__Task details__.
Your response should consist of the entries below, reproduced exactly and without their images.
Exercise data: Begin
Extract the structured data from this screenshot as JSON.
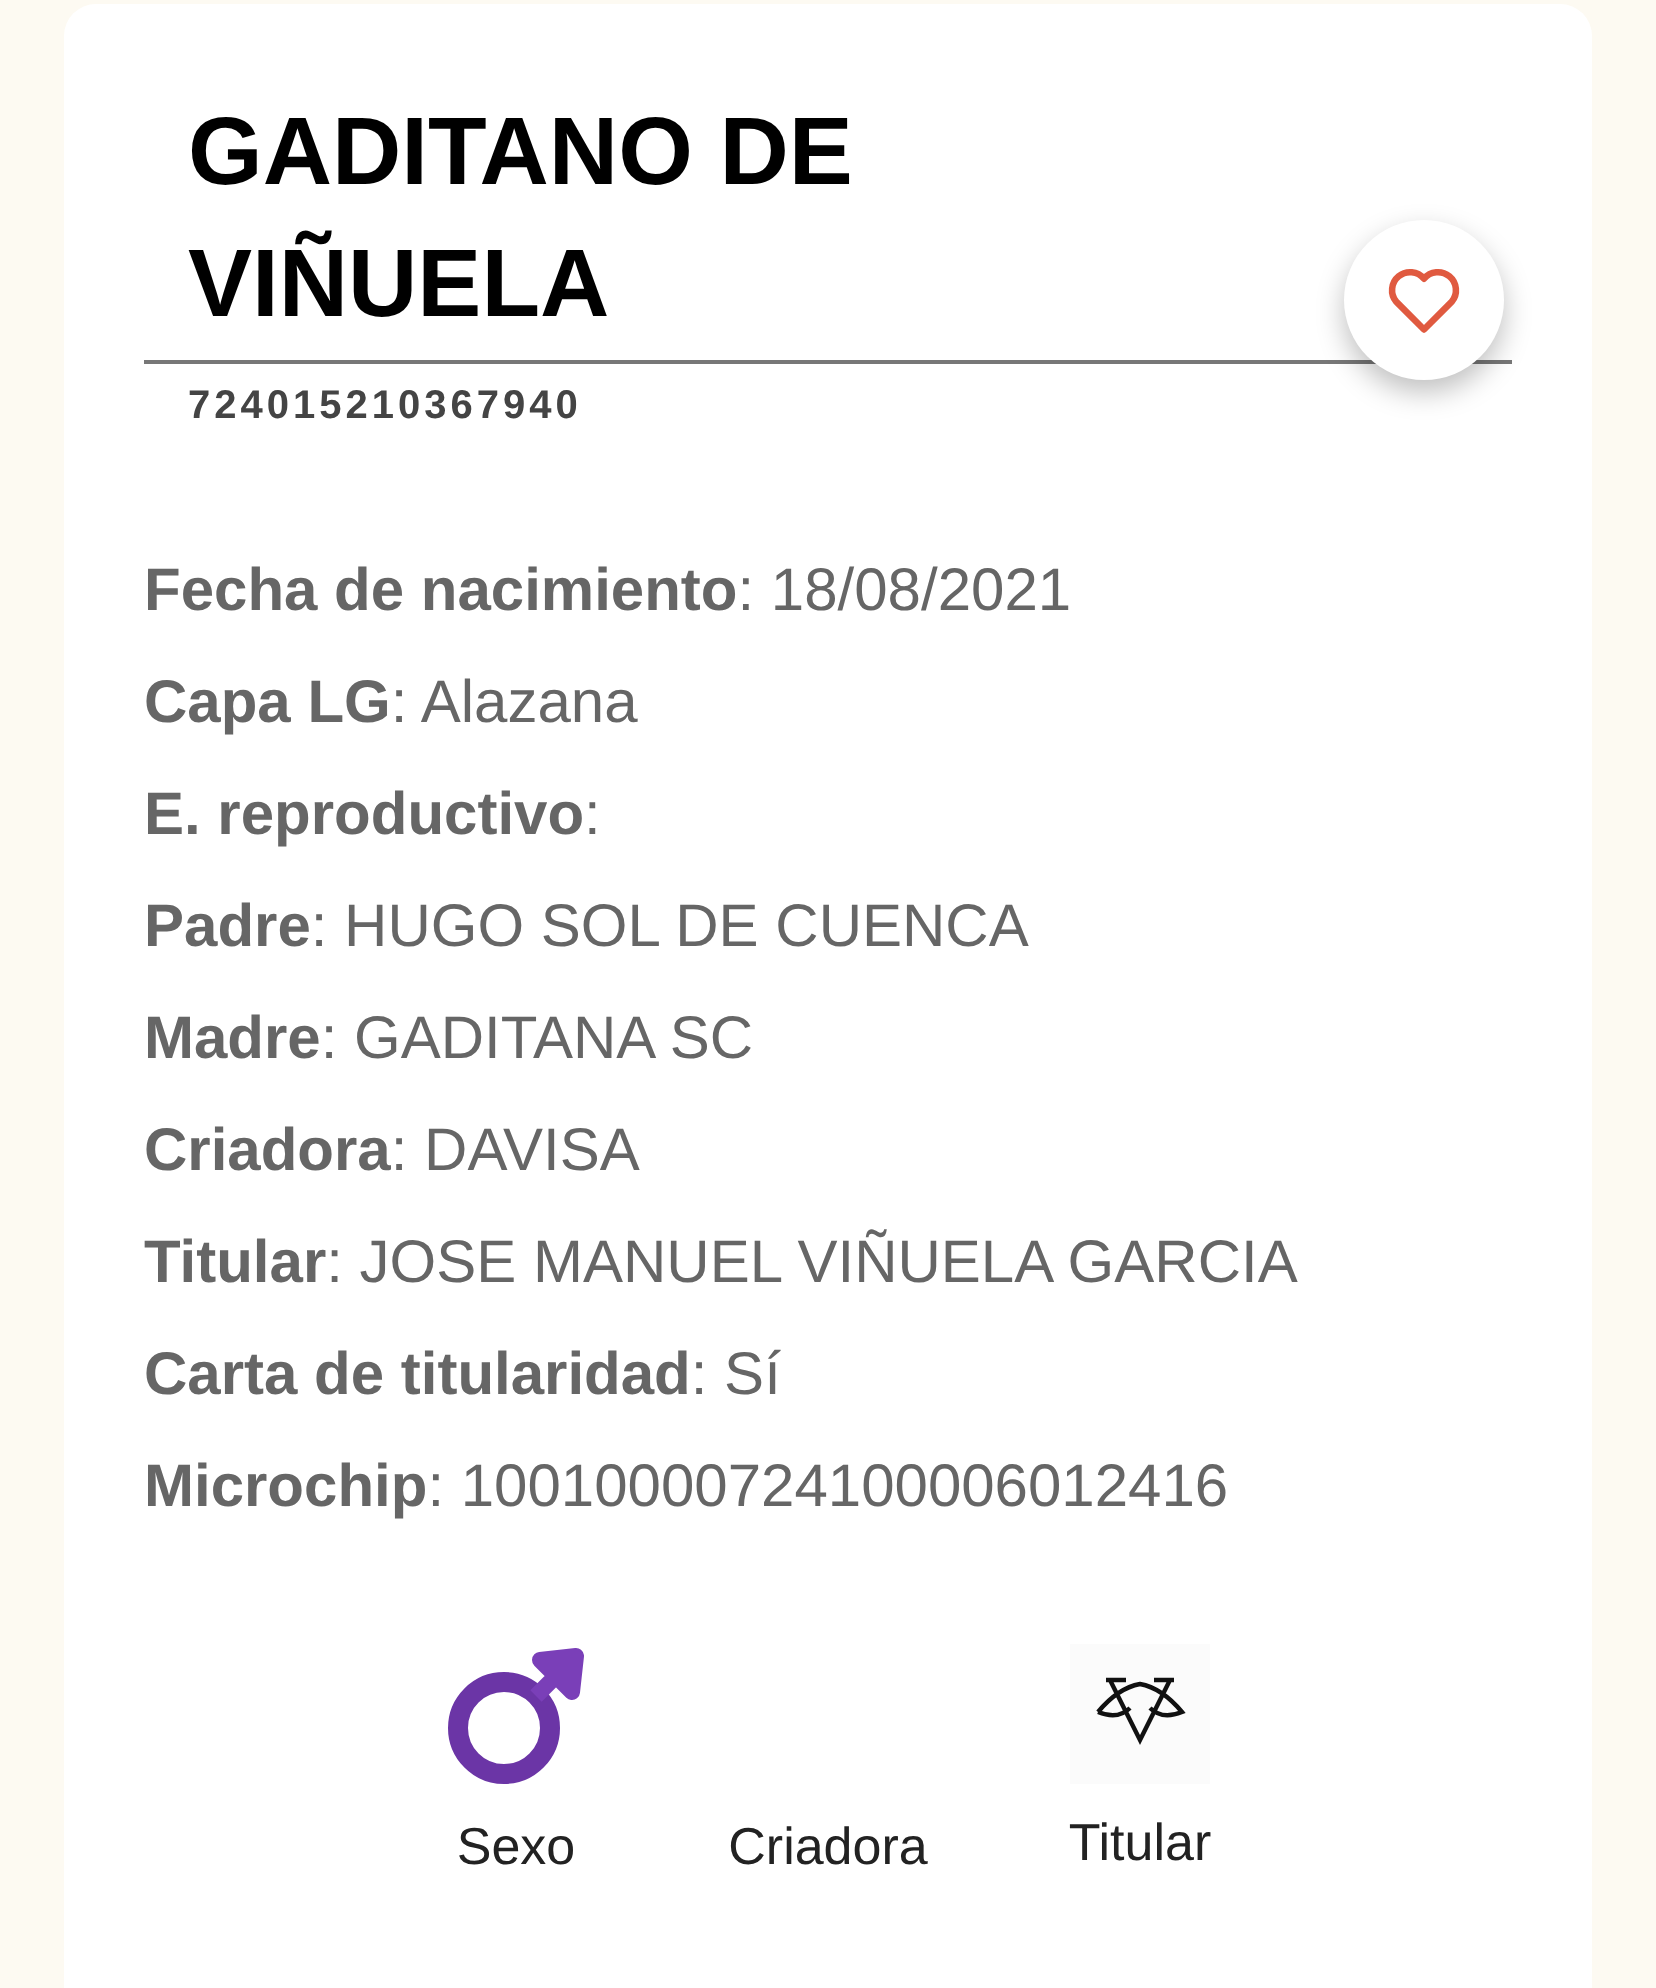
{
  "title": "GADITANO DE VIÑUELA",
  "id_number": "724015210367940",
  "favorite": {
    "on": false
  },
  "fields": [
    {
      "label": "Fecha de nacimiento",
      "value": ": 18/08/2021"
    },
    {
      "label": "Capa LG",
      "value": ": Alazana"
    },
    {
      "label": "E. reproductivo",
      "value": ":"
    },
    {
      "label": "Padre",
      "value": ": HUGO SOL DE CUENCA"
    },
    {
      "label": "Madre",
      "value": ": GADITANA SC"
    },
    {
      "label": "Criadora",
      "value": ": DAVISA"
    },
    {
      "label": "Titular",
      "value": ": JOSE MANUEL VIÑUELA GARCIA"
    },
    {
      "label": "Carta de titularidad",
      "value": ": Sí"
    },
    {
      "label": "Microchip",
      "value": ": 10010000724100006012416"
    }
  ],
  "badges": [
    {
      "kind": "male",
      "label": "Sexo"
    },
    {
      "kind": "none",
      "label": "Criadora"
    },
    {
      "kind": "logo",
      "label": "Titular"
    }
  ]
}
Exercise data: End
__Output for this task__.
Extract the structured data from this screenshot as JSON.
{
  "title": "GADITANO DE VIÑUELA",
  "id_number": "724015210367940",
  "favorite": {
    "on": false
  },
  "fields": [
    {
      "label": "Fecha de nacimiento",
      "value": ": 18/08/2021"
    },
    {
      "label": "Capa LG",
      "value": ": Alazana"
    },
    {
      "label": "E. reproductivo",
      "value": ":"
    },
    {
      "label": "Padre",
      "value": ": HUGO SOL DE CUENCA"
    },
    {
      "label": "Madre",
      "value": ": GADITANA SC"
    },
    {
      "label": "Criadora",
      "value": ": DAVISA"
    },
    {
      "label": "Titular",
      "value": ": JOSE MANUEL VIÑUELA GARCIA"
    },
    {
      "label": "Carta de titularidad",
      "value": ": Sí"
    },
    {
      "label": "Microchip",
      "value": ": 10010000724100006012416"
    }
  ],
  "badges": [
    {
      "kind": "male",
      "label": "Sexo"
    },
    {
      "kind": "none",
      "label": "Criadora"
    },
    {
      "kind": "logo",
      "label": "Titular"
    }
  ]
}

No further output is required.